EXERCISE OBJECTIVE: Copy each line below that includes "myExampleSite".

RECORDS TO PROCESS:
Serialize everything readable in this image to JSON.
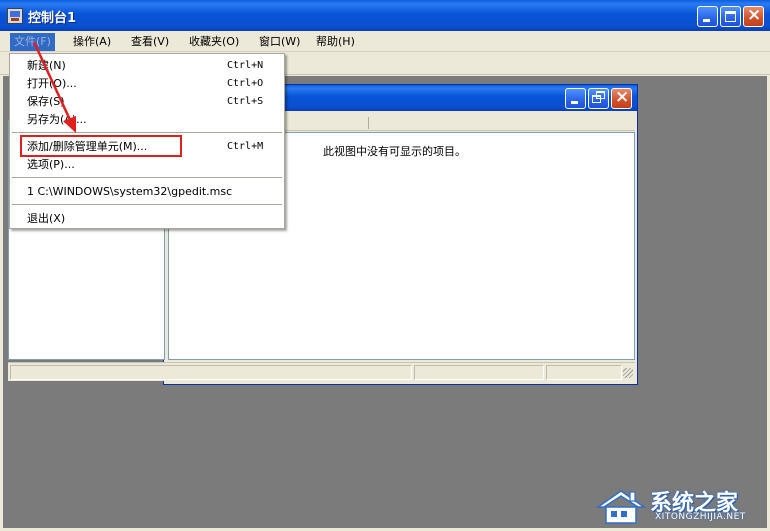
{
  "window": {
    "title": "控制台1"
  },
  "menubar": {
    "items": [
      {
        "label": "文件(F)"
      },
      {
        "label": "操作(A)"
      },
      {
        "label": "查看(V)"
      },
      {
        "label": "收藏夹(O)"
      },
      {
        "label": "窗口(W)"
      },
      {
        "label": "帮助(H)"
      }
    ]
  },
  "file_menu": {
    "items": [
      {
        "label": "新建(N)",
        "shortcut": "Ctrl+N"
      },
      {
        "label": "打开(O)...",
        "shortcut": "Ctrl+O"
      },
      {
        "label": "保存(S)",
        "shortcut": "Ctrl+S"
      },
      {
        "label": "另存为(A)..."
      },
      {
        "label": "添加/删除管理单元(M)...",
        "shortcut": "Ctrl+M"
      },
      {
        "label": "选项(P)..."
      },
      {
        "label": "1 C:\\WINDOWS\\system32\\gpedit.msc"
      },
      {
        "label": "退出(X)"
      }
    ]
  },
  "child_window": {
    "empty_message": "此视图中没有可显示的项目。"
  },
  "colors": {
    "title_bar": "#0a5fe0",
    "desktop": "#7b7b7b",
    "highlight_box": "#e02020",
    "arrow": "#e02020"
  },
  "watermark": {
    "title": "系统之家",
    "subtitle": "XITONGZHIJIA.NET"
  }
}
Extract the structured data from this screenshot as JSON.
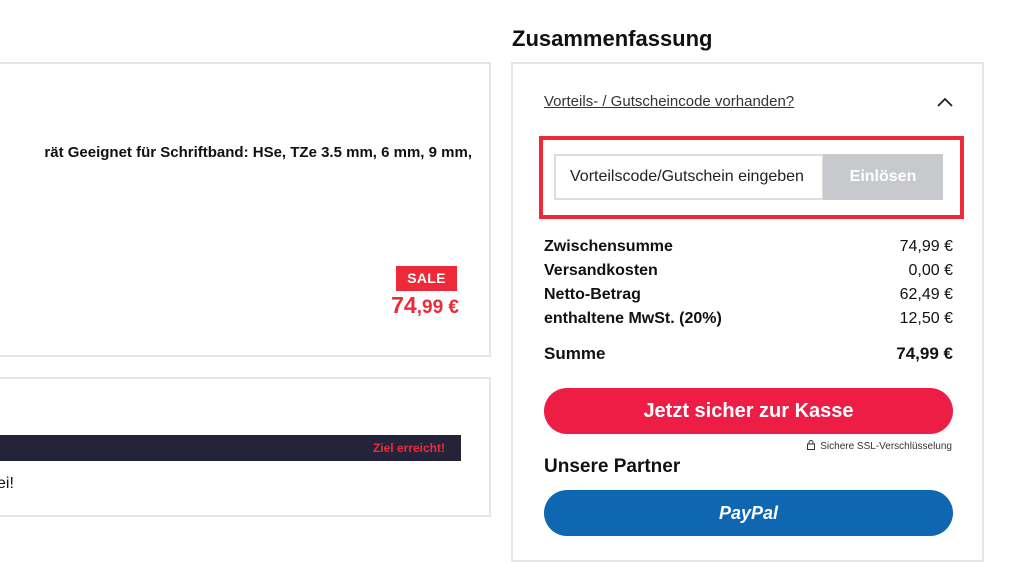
{
  "product": {
    "description": "rät Geeignet für Schriftband: HSe, TZe 3.5 mm, 6 mm, 9 mm,",
    "sale_badge": "SALE",
    "price_main": "74",
    "price_decimal": ",99 €"
  },
  "goal": {
    "bar_text": "Ziel erreicht!",
    "text": "ei!"
  },
  "summary": {
    "title": "Zusammenfassung",
    "voucher_link": "Vorteils- / Gutscheincode vorhanden?",
    "voucher_placeholder": "Vorteilscode/Gutschein eingeben",
    "voucher_button": "Einlösen",
    "rows": [
      {
        "label": "Zwischensumme",
        "value": "74,99 €"
      },
      {
        "label": "Versandkosten",
        "value": "0,00 €"
      },
      {
        "label": "Netto-Betrag",
        "value": "62,49 €"
      },
      {
        "label": "enthaltene MwSt. (20%)",
        "value": "12,50 €"
      }
    ],
    "total": {
      "label": "Summe",
      "value": "74,99 €"
    },
    "checkout_button": "Jetzt sicher zur Kasse",
    "ssl_text": "Sichere SSL-Verschlüsselung",
    "partners_title": "Unsere Partner",
    "paypal_button": "PayPal"
  },
  "colors": {
    "accent_red": "#ee2a3a",
    "checkout_red": "#ee1d45",
    "paypal_blue": "#0f67b1",
    "dark_bar": "#24233a"
  }
}
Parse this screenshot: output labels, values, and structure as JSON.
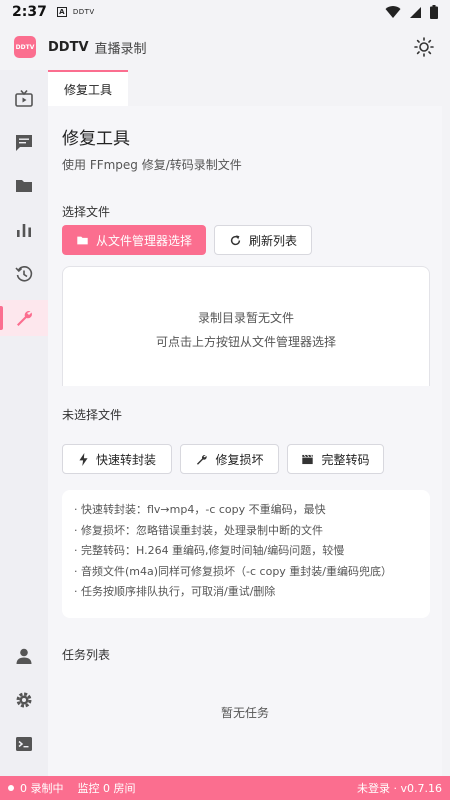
{
  "status_bar": {
    "time": "2:37",
    "notif_a": "A",
    "notif_app": "DDTV"
  },
  "app_bar": {
    "logo": "DDTV",
    "title": "DDTV",
    "subtitle": "直播录制"
  },
  "sidebar": {
    "items": [
      {
        "icon": "live-tv-icon"
      },
      {
        "icon": "chat-icon"
      },
      {
        "icon": "folder-icon"
      },
      {
        "icon": "bar-chart-icon"
      },
      {
        "icon": "history-icon"
      },
      {
        "icon": "wrench-icon",
        "active": true
      },
      {
        "icon": "person-icon"
      },
      {
        "icon": "gear-icon"
      },
      {
        "icon": "terminal-icon"
      }
    ]
  },
  "tab": {
    "label": "修复工具"
  },
  "page": {
    "title": "修复工具",
    "description": "使用 FFmpeg 修复/转码录制文件",
    "select_file_label": "选择文件",
    "pick_button": "从文件管理器选择",
    "refresh_button": "刷新列表",
    "empty_line1": "录制目录暂无文件",
    "empty_line2": "可点击上方按钮从文件管理器选择",
    "no_file_selected": "未选择文件",
    "actions": {
      "quick": "快速转封装",
      "repair": "修复损坏",
      "full": "完整转码"
    },
    "tips": [
      "· 快速转封装：flv→mp4，-c copy 不重编码，最快",
      "· 修复损坏：忽略错误重封装，处理录制中断的文件",
      "· 完整转码：H.264 重编码,修复时间轴/编码问题，较慢",
      "· 音频文件(m4a)同样可修复损坏（-c copy 重封装/重编码兜底）",
      "· 任务按顺序排队执行，可取消/重试/删除"
    ],
    "task_list_label": "任务列表",
    "no_tasks": "暂无任务"
  },
  "bottom_bar": {
    "recording": "0 录制中",
    "monitoring": "监控 0 房间",
    "login_version": "未登录 · v0.7.16"
  },
  "colors": {
    "accent": "#fb6e8f",
    "background": "#f3f3f6",
    "card": "#ffffff"
  }
}
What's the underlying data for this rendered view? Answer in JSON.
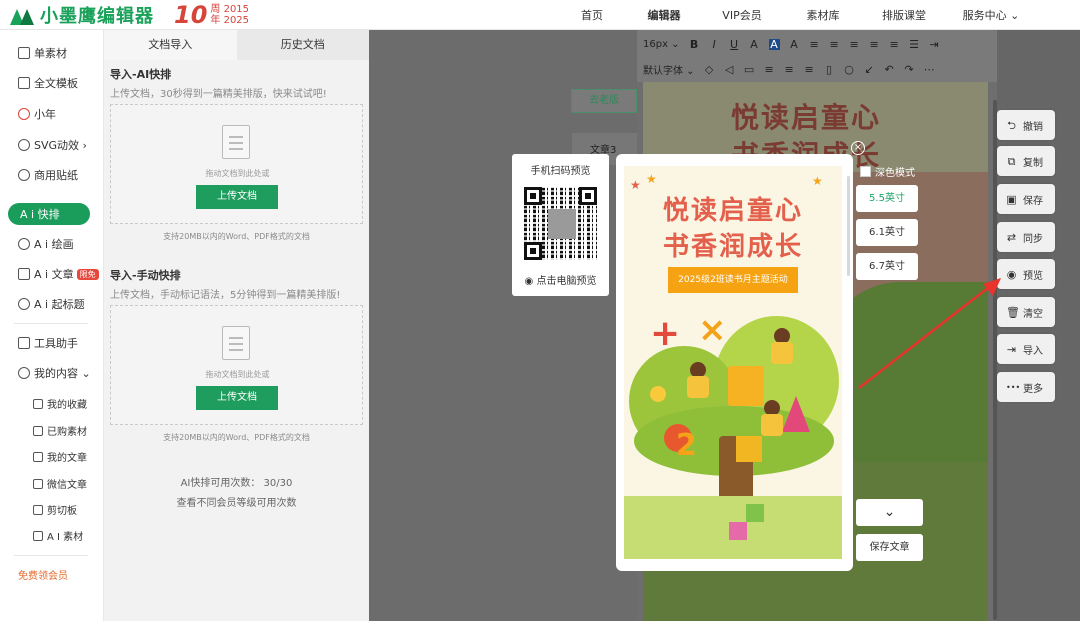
{
  "header": {
    "logo_text": "小墨鹰编辑器",
    "anniversary": {
      "number": "10",
      "line1": "周 2015",
      "line2": "年 2025"
    },
    "nav": [
      "首页",
      "编辑器",
      "VIP会员",
      "素材库",
      "排版课堂",
      "服务中心 ⌄"
    ]
  },
  "sidebar": {
    "items": [
      "单素材",
      "全文模板",
      "小年",
      "SVG动效 ›",
      "商用贴纸",
      "A i 快排",
      "A i 绘画",
      "A i 文章",
      "A i 起标题",
      "工具助手",
      "我的内容 ⌄"
    ],
    "ai_article_badge": "限免",
    "sub_items": [
      "我的收藏",
      "已购素材",
      "我的文章",
      "微信文章",
      "剪切板",
      "A I 素材"
    ],
    "free_vip": "免费领会员"
  },
  "import_panel": {
    "tabs": [
      "文档导入",
      "历史文档"
    ],
    "ai_section": {
      "title": "导入-AI快排",
      "desc": "上传文档，30秒得到一篇精美排版，快来试试吧!",
      "drop_hint": "拖动文档到此处或",
      "upload_label": "上传文档",
      "support": "支持20MB以内的Word、PDF格式的文档"
    },
    "manual_section": {
      "title": "导入-手动快排",
      "desc": "上传文档，手动标记语法，5分钟得到一篇精美排版!",
      "drop_hint": "拖动文档到此处或",
      "upload_label": "上传文档",
      "support": "支持20MB以内的Word、PDF格式的文档"
    },
    "quota_line": "AI快排可用次数：  30/30",
    "quota_sub": "查看不同会员等级可用次数"
  },
  "editor": {
    "old_version_btn": "去老版",
    "draft_label": "文章3",
    "font_size": "16px ⌄",
    "font_family": "默认字体 ⌄",
    "article_title_1": "悦读启童心",
    "article_title_2": "书香润成长"
  },
  "right_bar": {
    "buttons": [
      {
        "label": "撤销",
        "icon": "undo-icon",
        "glyph": "⮌"
      },
      {
        "label": "复制",
        "icon": "copy-icon",
        "glyph": "⧉"
      },
      {
        "label": "保存",
        "icon": "save-icon",
        "glyph": "▣"
      },
      {
        "label": "同步",
        "icon": "sync-icon",
        "glyph": "⇄"
      },
      {
        "label": "预览",
        "icon": "eye-icon",
        "glyph": "◉"
      },
      {
        "label": "清空",
        "icon": "trash-icon",
        "glyph": "🗑"
      },
      {
        "label": "导入",
        "icon": "import-icon",
        "glyph": "⇥"
      },
      {
        "label": "更多",
        "icon": "more-icon",
        "glyph": "•••"
      }
    ]
  },
  "preview": {
    "qr_title": "手机扫码预览",
    "pc_preview": "点击电脑预览",
    "poster_title_1": "悦读启童心",
    "poster_title_2": "书香润成长",
    "poster_banner": "2025级2班读书月主题活动",
    "dark_mode_label": "深色模式",
    "sizes": [
      "5.5英寸",
      "6.1英寸",
      "6.7英寸"
    ],
    "active_size": "5.5英寸",
    "collapse": "⌄",
    "save_article": "保存文章"
  },
  "colors": {
    "brand_green": "#1a9c5b",
    "accent_red": "#e3604c",
    "arrow_red": "#e8342c"
  }
}
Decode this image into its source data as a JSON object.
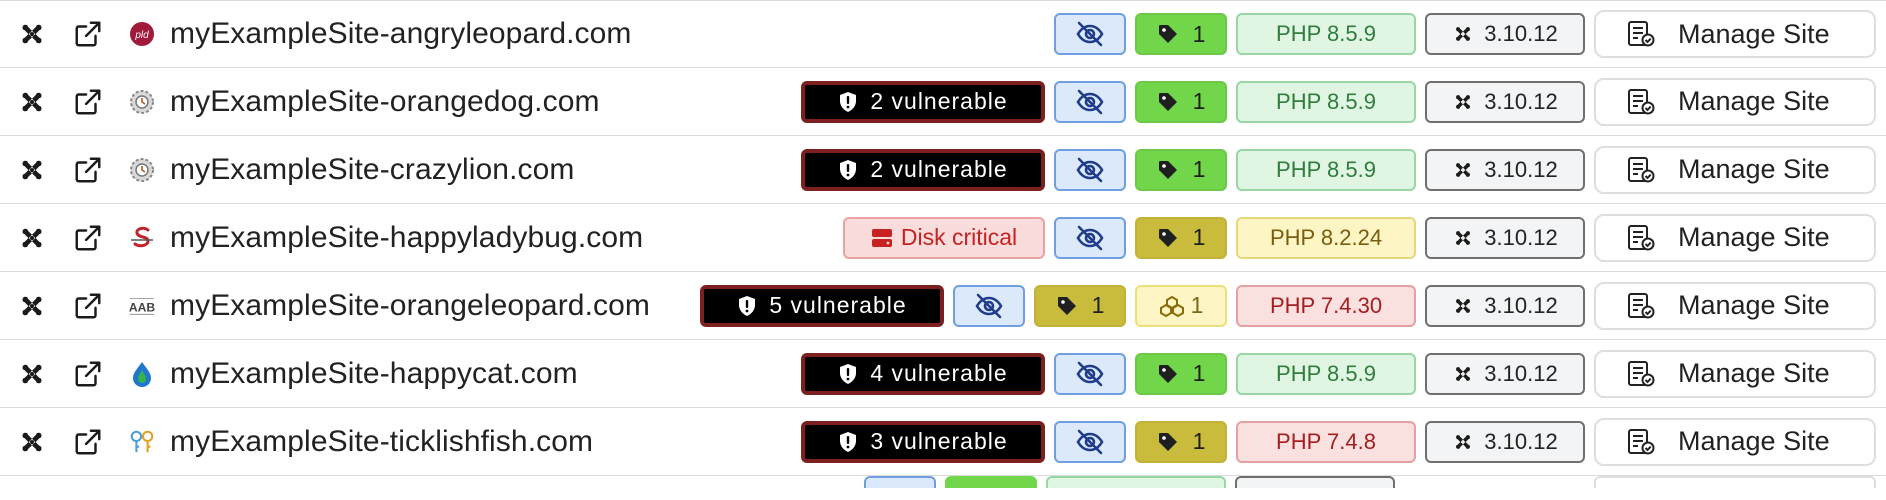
{
  "manage_label": "Manage Site",
  "rows": [
    {
      "name": "myExampleSite-angryleopard.com",
      "favicon": "pld-red-circle-icon",
      "vuln": null,
      "disk": null,
      "tag": "1",
      "tag_color": "green",
      "pkg": null,
      "php": "PHP 8.5.9",
      "php_status": "ok",
      "joomla": "3.10.12"
    },
    {
      "name": "myExampleSite-orangedog.com",
      "favicon": "gear-badge-icon",
      "vuln": "2 vulnerable",
      "disk": null,
      "tag": "1",
      "tag_color": "green",
      "pkg": null,
      "php": "PHP 8.5.9",
      "php_status": "ok",
      "joomla": "3.10.12"
    },
    {
      "name": "myExampleSite-crazylion.com",
      "favicon": "gear-badge-icon",
      "vuln": "2 vulnerable",
      "disk": null,
      "tag": "1",
      "tag_color": "green",
      "pkg": null,
      "php": "PHP 8.5.9",
      "php_status": "ok",
      "joomla": "3.10.12"
    },
    {
      "name": "myExampleSite-happyladybug.com",
      "favicon": "red-s-logo-icon",
      "vuln": null,
      "disk": "Disk critical",
      "tag": "1",
      "tag_color": "olive",
      "pkg": null,
      "php": "PHP 8.2.24",
      "php_status": "warn",
      "joomla": "3.10.12"
    },
    {
      "name": "myExampleSite-orangeleopard.com",
      "favicon": "aab-logo-icon",
      "vuln": "5 vulnerable",
      "disk": null,
      "tag": "1",
      "tag_color": "olive",
      "pkg": "1",
      "php": "PHP 7.4.30",
      "php_status": "bad",
      "joomla": "3.10.12"
    },
    {
      "name": "myExampleSite-happycat.com",
      "favicon": "water-drop-icon",
      "vuln": "4 vulnerable",
      "disk": null,
      "tag": "1",
      "tag_color": "green",
      "pkg": null,
      "php": "PHP 8.5.9",
      "php_status": "ok",
      "joomla": "3.10.12"
    },
    {
      "name": "myExampleSite-ticklishfish.com",
      "favicon": "keys-icon",
      "vuln": "3 vulnerable",
      "disk": null,
      "tag": "1",
      "tag_color": "olive",
      "pkg": null,
      "php": "PHP 7.4.8",
      "php_status": "bad",
      "joomla": "3.10.12"
    }
  ],
  "colors": {
    "vuln_bg": "#000000",
    "vuln_border": "#7c1f1f",
    "tag_green": "#72d64b",
    "tag_olive": "#c9bb3c",
    "php_ok": "#e1f5e3",
    "php_warn": "#fdf6c4",
    "php_bad": "#fbe0e0",
    "eye_bg": "#dce9fb"
  }
}
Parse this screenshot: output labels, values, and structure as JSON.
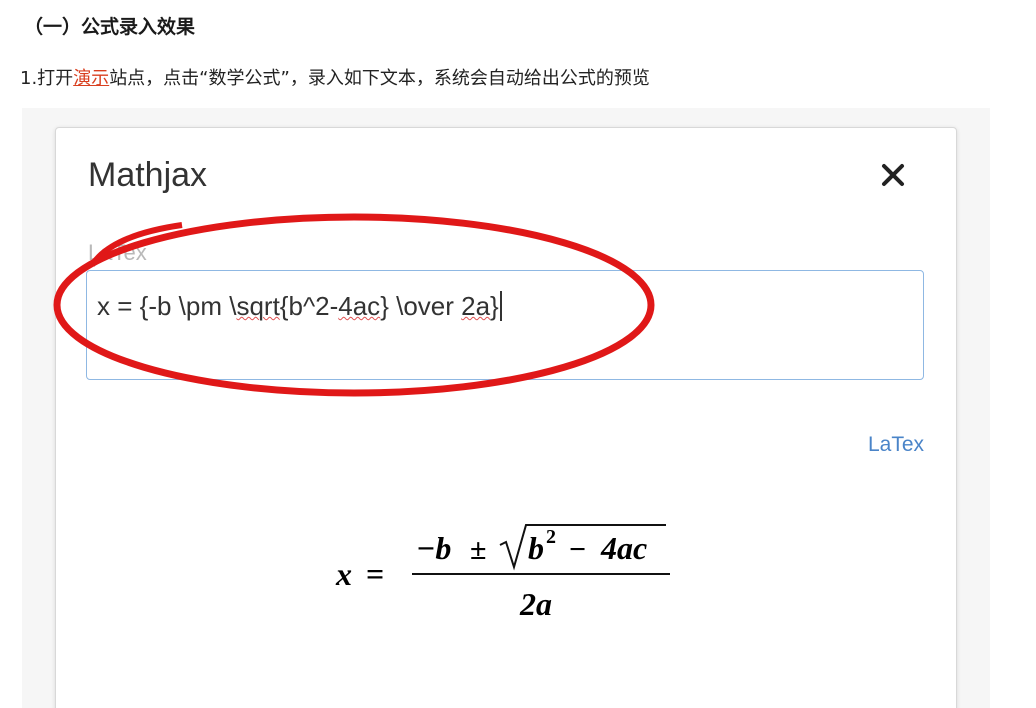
{
  "section_heading": "（一）公式录入效果",
  "step": {
    "prefix": "1.打开",
    "link": "演示",
    "suffix": "站点，点击“数学公式”，录入如下文本，系统会自动给出公式的预览"
  },
  "modal": {
    "title": "Mathjax",
    "close_label": "✕",
    "field_label": "LaTex",
    "input_parts": {
      "a": "x = {-b \\pm \\",
      "b": "sqrt",
      "c": "{b^2-",
      "d": "4ac",
      "e": "} \\over ",
      "f": "2a",
      "g": "}"
    },
    "mode_link": "LaTex",
    "formula": {
      "lhs": "x",
      "equals": "=",
      "numerator_minus_b": "−b",
      "pm": "±",
      "b": "b",
      "exp": "2",
      "minus": "−",
      "four_ac": "4ac",
      "denominator": "2a"
    }
  },
  "colors": {
    "link": "#d93f1f",
    "annotation": "#e01818",
    "mode_link": "#4a84c8",
    "input_border": "#8fb8e3"
  }
}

TASK SOLUTION:
      "name": "myExampleSite-angryleopard.com",
      "name": "myExampleSite-orangedog.com",
      "name": "myExampleSite-crazylion.com",
      "name": "myExampleSite-happyladybug.com",
      "name": "myExampleSite-orangeleopard.com",
      "name": "myExampleSite-happycat.com",
      "name": "myExampleSite-ticklishfish.com",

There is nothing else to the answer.